Although I use a toothpaste and mouthwash with fluoride, I spit them out. Swallowing it every day as part of Huel is a different thing, though. It seems like a rather fundamental mistake to make.


Hi folks. Thanks for the feeback so far on V2.0; I’ll respond to the points above tomorrow.


Marcus, alexbraidwood - remember that the dose makes the poison.

If you have a day’s worth of Huel, you’ll have had less than 1mg of fluoride. The lethal dose is over 5000 times as high!

Keep in mind that fluoride is added to tap water, and that at those doses it’s a safe and effective way to significantly improve oral health. And among the scientific community, there isn’t any controversy about it.

So this really isn’t anything to worry about. Not drinking Huel because of its fluoride content would be akin to not eating apples because of their cyanide content, or not eating pears because of their formaldehyde content!

Thanks for the feedback; we’ve implemented these changes as positive steps listening to feedback from Huelers as well as looking at optimising the Huel formula.


  1. There should be no issues
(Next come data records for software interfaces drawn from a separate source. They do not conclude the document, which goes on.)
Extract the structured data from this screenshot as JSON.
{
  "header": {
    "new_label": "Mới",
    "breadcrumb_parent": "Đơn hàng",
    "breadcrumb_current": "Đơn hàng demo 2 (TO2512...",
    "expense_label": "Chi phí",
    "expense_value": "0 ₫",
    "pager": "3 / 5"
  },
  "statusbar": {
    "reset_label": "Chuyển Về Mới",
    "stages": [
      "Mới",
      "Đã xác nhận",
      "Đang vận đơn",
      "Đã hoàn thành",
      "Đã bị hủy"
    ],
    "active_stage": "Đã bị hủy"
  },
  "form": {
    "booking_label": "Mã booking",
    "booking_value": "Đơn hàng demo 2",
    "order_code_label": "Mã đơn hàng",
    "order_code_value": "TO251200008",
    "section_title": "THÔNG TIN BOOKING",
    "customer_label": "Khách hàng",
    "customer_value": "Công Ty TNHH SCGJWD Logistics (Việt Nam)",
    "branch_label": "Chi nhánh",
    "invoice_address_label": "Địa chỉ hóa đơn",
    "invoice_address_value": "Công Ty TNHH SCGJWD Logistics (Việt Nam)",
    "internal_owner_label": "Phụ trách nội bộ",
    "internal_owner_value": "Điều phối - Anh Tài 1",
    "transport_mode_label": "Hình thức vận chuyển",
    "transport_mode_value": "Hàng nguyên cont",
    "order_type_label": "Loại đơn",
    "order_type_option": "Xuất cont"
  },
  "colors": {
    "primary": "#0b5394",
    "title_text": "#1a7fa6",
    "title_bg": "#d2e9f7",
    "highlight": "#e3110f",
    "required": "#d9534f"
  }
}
  2. Yes – thanks for pointing that out; we’ll get it changed

  3. Correct. We have better data and we’ve changed the main ingredient ratios; requirements are met naturally.

  4. As you may know, salt intake is based on sodium content and we have to list the levels as ‘salt’. We felt the sodium level needed boosting as previously it was below the EU amount. This level of ‘salt’ reflects the inclusion of sea salt, sodium naturally occurring from the main ingredients and inclusion from the vitamin & mineral blend
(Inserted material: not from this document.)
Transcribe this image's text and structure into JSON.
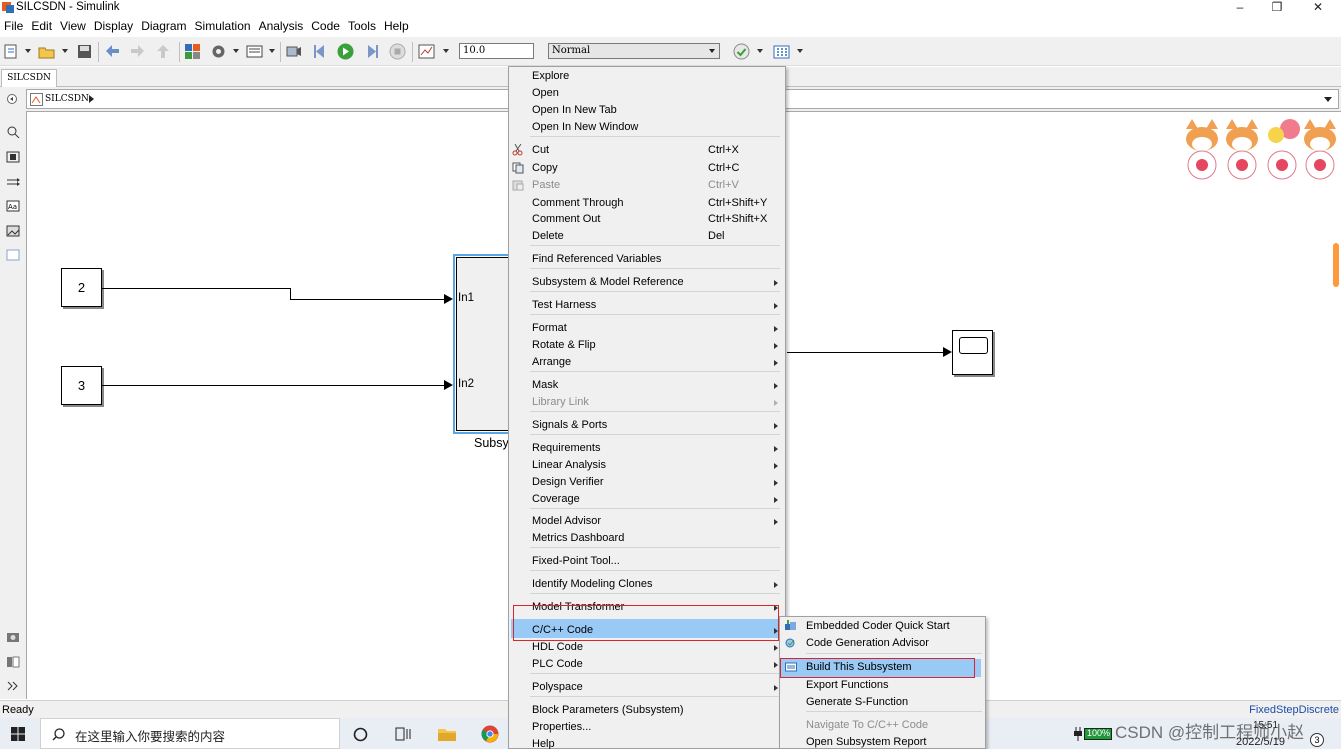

  5. We changed the source of vitamin B12 due to methylcobalamine being much preferred to cyanocobalamine. The study you reference is looking at treating deficiency; what sort of B12 deficiency? There’s also no reference as to how they came to the conclusion.

Re sodium fluoride – we felt that for Huel to be ‘nutritionally complete’, it should contain fluoride. Comments noted on the controversy about fluoride, though: we are already aware of these discussions.
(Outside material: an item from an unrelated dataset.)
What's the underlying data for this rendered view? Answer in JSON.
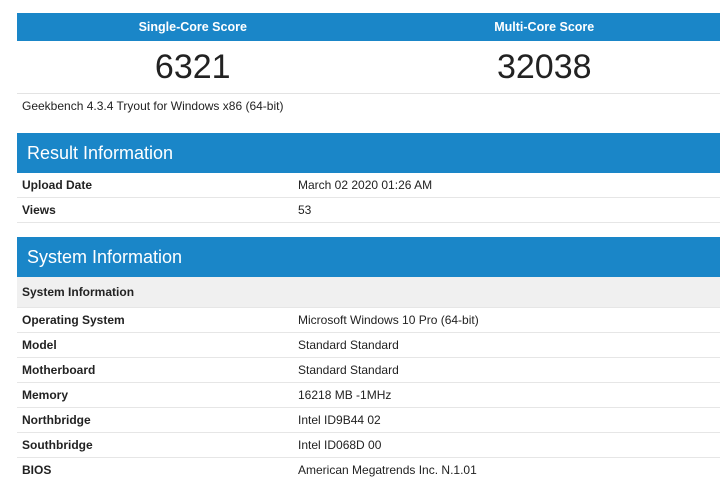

Not at all; despite the cost, the inclusion level is low.

Sorry that you’re disappointed with this change; I actually felt this would be one of the improvements people would be most pleased about. Thanks also for your link. However, comments there are mainly anecdotal and the references cited refer only in part to forms of B12 and are referring to pernicious anaemia. Nevertheless, I do wish to read them fully and come back to you more thoroughly on this point; so please would you guys bear with me on this? It’s good to be questioned, although knowing I’m under scrutiny means I want to cover everything.

I can assure you all, though, in the meantime, that requirements are met at amounts included in Huel V2.0.

Thanks, guys for now. While I’m coming back on the B12 issues, in the meantime, are there any other queries on other aspects of Huel 2.0?


Thanks for the detailed response!

My disappointment wasn’t with the fact that you’re using methylcobalamin per se, but that you’re using it at such a low dose - the evidence that this is enough just isn’t there. Given the importance of B12, this strikes me as a bit imprudent.

"However, comments there are mainly anecdotal"
Exactly - methylcobalamin just hasn’t been studied as well as cyanocobalamin, and this is what I find a bit worrying.

However, I realise that, as humans, we are far more likely to criticise than to praise. I haven’t tasted this new version, but as far as I can tell, the rest of the changes look amazing!